SHOPPERS STOP can take succour from its track record of reinvention. The company was born at a time when India was a closed market. In 1995, tariff barriers were lifted and international brands started trickling in. Competition really took off in the 1996-1998 period, when the Tatas launched Westside, followed by the entry of Lifestyle and Pantaloons. The next big wave came in 2001 when Biyani launched Big Bazaar under the Future Group. Then, around 2005, the other big industrial groups—Reliance, the Birlas, Bharti—entered the space. The next shake-up was after the 2008-09 meltdown, when speciality formats like Zara walked in.

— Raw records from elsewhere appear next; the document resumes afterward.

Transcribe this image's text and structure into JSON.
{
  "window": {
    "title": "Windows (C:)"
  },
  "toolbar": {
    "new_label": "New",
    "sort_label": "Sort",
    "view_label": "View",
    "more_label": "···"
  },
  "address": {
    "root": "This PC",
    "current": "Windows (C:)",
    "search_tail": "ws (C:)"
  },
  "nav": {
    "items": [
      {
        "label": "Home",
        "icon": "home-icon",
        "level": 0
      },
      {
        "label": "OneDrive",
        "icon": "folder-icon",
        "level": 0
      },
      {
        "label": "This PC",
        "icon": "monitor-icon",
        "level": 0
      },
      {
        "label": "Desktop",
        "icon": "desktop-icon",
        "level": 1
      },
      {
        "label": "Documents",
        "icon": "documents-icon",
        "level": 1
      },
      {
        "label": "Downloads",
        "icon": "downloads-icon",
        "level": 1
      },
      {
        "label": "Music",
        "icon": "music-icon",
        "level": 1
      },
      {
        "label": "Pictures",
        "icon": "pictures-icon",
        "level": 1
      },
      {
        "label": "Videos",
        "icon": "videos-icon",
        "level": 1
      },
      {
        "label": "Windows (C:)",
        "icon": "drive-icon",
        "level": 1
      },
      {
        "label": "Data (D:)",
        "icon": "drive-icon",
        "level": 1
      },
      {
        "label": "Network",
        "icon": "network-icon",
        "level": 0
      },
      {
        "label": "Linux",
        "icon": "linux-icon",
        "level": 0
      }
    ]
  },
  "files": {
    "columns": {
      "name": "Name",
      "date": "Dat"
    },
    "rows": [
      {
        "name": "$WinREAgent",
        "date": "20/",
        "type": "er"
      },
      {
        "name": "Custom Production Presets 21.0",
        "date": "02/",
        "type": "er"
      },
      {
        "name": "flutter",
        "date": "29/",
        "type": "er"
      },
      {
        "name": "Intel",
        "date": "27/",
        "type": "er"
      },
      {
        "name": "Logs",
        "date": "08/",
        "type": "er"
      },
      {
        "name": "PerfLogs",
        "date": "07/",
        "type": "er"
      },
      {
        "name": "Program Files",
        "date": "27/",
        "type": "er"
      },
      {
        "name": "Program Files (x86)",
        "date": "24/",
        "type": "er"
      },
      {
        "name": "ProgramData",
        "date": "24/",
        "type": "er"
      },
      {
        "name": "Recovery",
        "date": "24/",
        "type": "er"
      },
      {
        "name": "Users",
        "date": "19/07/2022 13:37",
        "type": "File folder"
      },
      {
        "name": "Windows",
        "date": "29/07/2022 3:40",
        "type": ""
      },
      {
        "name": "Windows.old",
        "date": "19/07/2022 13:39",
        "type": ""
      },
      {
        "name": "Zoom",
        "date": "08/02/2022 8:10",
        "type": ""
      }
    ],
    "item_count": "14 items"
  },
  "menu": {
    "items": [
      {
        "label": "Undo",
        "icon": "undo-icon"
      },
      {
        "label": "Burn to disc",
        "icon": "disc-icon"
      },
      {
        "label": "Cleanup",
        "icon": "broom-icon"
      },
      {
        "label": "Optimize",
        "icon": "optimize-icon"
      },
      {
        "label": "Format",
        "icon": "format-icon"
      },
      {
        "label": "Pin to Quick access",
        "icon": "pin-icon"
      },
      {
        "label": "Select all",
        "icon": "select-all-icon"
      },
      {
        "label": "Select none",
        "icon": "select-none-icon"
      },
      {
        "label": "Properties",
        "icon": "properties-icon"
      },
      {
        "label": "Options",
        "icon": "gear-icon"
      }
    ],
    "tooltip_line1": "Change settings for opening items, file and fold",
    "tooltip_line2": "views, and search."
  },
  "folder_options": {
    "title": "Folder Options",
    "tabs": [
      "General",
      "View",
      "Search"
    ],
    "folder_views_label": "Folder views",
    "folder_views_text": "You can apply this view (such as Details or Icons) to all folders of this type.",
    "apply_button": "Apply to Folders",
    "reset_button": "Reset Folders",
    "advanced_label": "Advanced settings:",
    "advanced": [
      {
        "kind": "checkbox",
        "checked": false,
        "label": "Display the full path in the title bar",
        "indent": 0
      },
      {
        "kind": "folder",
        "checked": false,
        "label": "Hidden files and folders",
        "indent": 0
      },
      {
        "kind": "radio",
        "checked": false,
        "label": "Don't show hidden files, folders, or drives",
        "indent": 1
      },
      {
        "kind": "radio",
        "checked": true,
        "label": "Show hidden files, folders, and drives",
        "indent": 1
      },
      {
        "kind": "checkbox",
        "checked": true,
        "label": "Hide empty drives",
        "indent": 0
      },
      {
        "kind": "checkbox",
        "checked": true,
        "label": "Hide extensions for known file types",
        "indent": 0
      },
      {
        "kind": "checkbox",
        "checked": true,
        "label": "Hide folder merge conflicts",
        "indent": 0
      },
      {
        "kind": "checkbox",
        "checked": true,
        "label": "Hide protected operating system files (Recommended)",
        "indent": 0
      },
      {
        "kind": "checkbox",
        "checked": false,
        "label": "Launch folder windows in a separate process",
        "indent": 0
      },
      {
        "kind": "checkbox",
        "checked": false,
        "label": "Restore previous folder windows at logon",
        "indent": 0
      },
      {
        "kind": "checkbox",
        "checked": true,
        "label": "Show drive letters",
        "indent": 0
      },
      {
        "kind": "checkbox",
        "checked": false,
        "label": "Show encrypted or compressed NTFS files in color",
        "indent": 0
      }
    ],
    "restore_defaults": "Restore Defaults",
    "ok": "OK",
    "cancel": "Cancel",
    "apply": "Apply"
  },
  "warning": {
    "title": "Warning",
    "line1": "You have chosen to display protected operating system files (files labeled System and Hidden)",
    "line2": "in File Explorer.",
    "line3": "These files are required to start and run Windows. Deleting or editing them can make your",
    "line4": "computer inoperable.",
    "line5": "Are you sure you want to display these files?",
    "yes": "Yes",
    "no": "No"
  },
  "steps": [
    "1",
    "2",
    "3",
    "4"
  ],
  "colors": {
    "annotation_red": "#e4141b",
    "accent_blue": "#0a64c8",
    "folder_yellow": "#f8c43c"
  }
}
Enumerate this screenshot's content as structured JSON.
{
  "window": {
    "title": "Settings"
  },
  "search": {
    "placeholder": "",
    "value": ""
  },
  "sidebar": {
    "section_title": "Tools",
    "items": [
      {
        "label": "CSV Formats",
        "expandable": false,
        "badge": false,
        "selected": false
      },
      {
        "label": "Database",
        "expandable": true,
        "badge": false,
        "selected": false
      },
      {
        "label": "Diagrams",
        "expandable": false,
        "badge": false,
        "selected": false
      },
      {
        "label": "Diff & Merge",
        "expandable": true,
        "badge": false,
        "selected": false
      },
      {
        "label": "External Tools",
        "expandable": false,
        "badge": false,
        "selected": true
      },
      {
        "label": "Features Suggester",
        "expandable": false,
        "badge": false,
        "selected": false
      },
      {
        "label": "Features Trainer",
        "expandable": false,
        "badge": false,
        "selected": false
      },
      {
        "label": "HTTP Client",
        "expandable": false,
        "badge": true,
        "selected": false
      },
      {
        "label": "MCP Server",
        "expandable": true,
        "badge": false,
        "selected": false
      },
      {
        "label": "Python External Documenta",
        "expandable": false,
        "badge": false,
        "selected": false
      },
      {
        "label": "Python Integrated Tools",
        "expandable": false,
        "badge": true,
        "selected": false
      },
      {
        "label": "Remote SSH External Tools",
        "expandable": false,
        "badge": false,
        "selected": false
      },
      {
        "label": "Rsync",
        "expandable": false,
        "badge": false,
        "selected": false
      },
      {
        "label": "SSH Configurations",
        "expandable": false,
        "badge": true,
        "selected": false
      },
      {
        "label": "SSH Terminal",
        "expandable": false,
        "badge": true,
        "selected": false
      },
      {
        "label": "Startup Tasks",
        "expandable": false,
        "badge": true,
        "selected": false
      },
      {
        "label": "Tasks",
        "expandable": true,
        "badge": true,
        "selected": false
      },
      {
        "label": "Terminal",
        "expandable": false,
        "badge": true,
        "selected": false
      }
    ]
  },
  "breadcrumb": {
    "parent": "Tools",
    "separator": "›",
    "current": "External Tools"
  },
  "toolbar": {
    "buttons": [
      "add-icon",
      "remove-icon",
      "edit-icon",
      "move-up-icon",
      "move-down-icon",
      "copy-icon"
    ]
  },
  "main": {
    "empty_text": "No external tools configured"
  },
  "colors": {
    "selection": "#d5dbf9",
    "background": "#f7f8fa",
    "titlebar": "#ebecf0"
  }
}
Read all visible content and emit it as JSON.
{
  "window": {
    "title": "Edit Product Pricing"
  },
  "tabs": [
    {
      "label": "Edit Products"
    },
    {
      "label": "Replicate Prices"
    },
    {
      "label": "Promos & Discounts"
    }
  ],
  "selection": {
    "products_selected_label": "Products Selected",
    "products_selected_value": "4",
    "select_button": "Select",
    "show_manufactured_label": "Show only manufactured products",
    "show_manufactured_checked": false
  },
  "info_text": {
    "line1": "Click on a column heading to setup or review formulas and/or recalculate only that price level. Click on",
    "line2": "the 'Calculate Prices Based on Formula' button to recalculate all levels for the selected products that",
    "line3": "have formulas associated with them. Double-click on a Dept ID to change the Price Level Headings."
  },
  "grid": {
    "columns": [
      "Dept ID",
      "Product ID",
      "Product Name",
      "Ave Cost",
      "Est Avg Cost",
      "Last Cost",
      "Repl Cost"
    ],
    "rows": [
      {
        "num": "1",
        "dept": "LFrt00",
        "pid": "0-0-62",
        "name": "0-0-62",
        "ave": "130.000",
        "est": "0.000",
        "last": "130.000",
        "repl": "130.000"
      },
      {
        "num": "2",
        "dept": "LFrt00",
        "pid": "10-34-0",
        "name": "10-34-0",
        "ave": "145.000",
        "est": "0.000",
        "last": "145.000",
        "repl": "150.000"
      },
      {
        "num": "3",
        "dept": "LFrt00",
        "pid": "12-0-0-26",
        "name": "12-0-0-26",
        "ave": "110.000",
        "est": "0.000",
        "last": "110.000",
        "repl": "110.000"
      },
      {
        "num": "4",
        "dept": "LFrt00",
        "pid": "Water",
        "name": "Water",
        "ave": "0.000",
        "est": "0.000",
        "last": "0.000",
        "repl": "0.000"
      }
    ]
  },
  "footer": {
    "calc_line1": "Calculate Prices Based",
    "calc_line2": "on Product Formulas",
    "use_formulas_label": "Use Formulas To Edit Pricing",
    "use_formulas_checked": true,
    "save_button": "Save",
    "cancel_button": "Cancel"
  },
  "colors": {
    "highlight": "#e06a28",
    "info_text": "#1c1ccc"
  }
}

Shoppers Stop’s response to competition has been a combination of store expansion and changes in brand positioning. From 1991 to 2000 the company operated seven stores. From 2000 to 2010 the store count went up to 30. In the last five years the count has jumped to 70-plus. “When we started, we were a men’s wear store, then we became a full-fledged department store, and by 2005 we were a premium department store,” says Shrikhande. In 2008 it repositioned itself from premium to bridge-to-luxury, bringing in brands like Tommy Hilfiger, Calvin Klein, and French Connection.

Against Zara and its tribe, the company is banking on Spanish label Desigual, which is priced at a premium, in the region of $80. There’s also designer Rocky S’s brand RS, Femina Flaunt, and actor Sonam Kapoor and Rhea Kapoor’s brand Rehson. The company is also moving away from slow categories like jewellery to focus on beauty and eyewear. Brands like Estee Lauder, MAC, Bobby Brown, and Clinique have delivered healthy like-to-like growth and robust margins, and the company plans to extend their presence to quick shopping destinations like airports through standalone stores. In the apparel category, it has added a new feature called the style hub in the centre of the store that gives the shopper a quick idea of what’s in fashion.

Big fixes are afoot at Hypercity too. “Food and grocery accounts for about 60% of a household’s total spend. That’s why we chose to focus on that category at Hypercity,” says Shrikhande. The first Hypercity store in Malad, a Mumbai suburb, was hugely successful. But things quickly went wrong. “With the Malad store, we experimented with the big-box format outside the city, and its success took us down the wrong path,” says Shrikhande. The next few locations failed to recreate the numbers, and since then Hypercity has shed a lot of flab. It has exited unprofitable categories like electronics and furniture to focus more on daily-wear apparel and food. From a footprint stretching 1.3 million sq. ft. over 12 stores, Hypercity now occupies a trimmer 1.25 million sq ft over 16 stores, and expects to be EBIT positive by end-FY16 and PAT positive by end-FY17.

Ultimately, the fate of Shoppers Stop’s fightback rests on its level-headed chief’s faith in retail. Through our chat, Shrikhande doesn’t skirt difficult questions or look to shift blame, steering clear of the denial that has sunk many a legacy company in the digital age. Even when he talks up Shoppers Stop’s omni channel future, he does so with quiet confidence. There is no hint of the aggression that marks the public statements of Kishore Biyani, for instance, who is known to lambaste the business model of fledgling e-commerce firms.

Shrikhande says Shoppers Stop will be all right because of one simple reason: Human beings love experiences. “You spend a few thousand rupees on a movie in a multiplex with your family, even though you know you can watch it for free on TV,” he says. “You spend that money because you want the experience. No one can take away that experience from physical retail.”